- _Dataset extract_:
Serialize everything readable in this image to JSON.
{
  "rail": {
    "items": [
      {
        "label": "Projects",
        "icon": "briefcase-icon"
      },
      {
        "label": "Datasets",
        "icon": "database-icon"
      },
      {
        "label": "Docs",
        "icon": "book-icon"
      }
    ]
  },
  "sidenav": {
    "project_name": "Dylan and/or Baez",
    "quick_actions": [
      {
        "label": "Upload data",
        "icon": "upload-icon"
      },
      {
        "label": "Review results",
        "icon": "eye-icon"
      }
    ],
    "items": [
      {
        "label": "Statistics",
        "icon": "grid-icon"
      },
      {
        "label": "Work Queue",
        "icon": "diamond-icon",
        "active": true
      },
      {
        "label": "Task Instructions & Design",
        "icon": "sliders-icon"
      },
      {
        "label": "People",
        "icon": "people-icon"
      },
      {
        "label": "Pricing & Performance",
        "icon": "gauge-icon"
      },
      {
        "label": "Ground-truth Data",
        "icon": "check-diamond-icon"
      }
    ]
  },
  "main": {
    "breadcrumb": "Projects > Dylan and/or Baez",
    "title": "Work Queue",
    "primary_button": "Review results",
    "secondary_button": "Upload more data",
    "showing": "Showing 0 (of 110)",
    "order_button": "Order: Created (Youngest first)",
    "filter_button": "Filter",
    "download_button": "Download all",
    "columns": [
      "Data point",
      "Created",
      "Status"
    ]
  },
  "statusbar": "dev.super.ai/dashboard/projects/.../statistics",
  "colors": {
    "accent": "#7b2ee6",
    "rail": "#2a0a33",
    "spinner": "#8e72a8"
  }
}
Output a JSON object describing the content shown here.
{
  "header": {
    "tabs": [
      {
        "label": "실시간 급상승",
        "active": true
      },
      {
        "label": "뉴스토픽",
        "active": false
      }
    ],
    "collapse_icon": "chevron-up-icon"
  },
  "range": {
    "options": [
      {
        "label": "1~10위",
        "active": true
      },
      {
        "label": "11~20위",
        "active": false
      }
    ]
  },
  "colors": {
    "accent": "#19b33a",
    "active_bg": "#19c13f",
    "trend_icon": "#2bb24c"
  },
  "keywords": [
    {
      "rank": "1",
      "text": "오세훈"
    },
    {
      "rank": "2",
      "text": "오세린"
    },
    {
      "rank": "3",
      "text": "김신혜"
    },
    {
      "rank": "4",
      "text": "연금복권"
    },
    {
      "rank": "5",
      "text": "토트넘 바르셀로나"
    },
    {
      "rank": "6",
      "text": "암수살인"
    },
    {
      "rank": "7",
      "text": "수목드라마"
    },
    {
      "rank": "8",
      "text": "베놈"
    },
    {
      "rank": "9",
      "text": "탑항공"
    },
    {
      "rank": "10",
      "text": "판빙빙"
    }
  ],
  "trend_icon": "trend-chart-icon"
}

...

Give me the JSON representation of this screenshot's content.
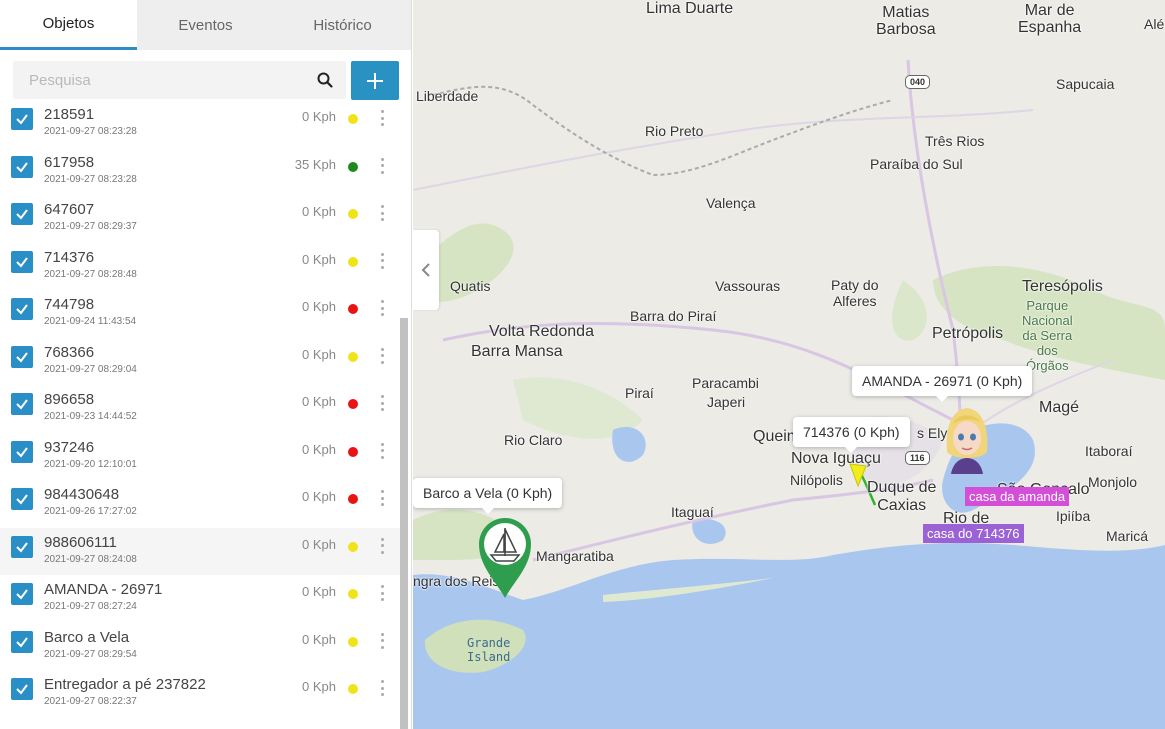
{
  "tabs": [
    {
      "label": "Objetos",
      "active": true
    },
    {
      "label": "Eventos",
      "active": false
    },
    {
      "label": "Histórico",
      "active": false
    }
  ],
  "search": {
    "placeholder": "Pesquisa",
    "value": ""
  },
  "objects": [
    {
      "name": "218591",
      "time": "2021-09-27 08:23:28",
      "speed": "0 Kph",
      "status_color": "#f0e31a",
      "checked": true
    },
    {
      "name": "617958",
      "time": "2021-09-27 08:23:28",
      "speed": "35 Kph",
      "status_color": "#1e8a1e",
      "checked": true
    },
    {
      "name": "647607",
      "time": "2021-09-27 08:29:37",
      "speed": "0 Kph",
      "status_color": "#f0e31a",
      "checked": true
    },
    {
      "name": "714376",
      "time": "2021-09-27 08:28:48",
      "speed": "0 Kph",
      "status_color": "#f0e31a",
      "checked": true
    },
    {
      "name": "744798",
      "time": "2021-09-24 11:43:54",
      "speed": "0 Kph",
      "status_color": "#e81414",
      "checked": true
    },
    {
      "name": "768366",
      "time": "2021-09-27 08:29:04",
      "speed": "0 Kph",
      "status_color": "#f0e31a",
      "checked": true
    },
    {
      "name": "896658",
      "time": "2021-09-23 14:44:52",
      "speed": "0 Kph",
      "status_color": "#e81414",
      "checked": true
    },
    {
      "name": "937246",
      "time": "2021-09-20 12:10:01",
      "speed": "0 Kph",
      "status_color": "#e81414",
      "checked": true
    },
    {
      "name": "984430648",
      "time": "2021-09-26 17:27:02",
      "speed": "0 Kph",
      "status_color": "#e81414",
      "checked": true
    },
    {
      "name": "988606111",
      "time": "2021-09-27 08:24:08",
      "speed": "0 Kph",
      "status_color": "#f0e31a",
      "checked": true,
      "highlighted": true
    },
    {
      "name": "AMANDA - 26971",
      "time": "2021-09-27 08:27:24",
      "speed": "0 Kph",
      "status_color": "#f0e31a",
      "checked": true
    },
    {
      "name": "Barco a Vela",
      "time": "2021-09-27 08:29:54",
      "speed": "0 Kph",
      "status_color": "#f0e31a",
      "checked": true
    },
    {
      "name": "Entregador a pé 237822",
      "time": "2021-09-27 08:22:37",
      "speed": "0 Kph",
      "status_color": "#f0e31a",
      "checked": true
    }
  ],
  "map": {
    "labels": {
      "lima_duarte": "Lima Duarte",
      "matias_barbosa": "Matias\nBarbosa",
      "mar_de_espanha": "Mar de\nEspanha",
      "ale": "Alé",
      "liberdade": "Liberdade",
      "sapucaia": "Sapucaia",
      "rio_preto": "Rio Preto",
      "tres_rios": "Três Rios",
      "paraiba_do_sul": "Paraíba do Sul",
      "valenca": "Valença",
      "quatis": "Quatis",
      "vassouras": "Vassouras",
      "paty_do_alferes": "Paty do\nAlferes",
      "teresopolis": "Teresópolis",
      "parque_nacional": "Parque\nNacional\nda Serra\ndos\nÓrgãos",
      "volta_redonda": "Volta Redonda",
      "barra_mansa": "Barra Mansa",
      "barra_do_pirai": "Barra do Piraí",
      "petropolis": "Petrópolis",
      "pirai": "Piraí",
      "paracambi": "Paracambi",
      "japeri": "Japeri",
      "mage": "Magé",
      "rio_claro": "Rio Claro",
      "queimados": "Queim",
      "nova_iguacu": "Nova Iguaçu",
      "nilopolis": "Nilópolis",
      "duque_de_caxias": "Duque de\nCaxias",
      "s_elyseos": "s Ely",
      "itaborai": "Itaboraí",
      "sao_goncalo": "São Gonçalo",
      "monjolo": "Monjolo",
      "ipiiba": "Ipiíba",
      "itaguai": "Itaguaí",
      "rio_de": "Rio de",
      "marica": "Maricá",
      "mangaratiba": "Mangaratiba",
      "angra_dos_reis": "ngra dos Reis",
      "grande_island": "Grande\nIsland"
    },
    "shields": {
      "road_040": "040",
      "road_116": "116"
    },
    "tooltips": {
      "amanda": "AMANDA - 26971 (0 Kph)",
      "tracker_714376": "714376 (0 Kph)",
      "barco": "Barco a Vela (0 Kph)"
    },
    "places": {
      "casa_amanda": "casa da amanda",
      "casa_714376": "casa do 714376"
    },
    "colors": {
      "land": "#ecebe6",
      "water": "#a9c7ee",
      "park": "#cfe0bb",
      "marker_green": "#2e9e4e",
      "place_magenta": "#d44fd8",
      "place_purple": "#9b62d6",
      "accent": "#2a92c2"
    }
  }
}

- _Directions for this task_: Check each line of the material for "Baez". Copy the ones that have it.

- _Solution below_:
    "project_name": "Dylan and/or Baez",
    "breadcrumb": "Projects > Dylan and/or Baez",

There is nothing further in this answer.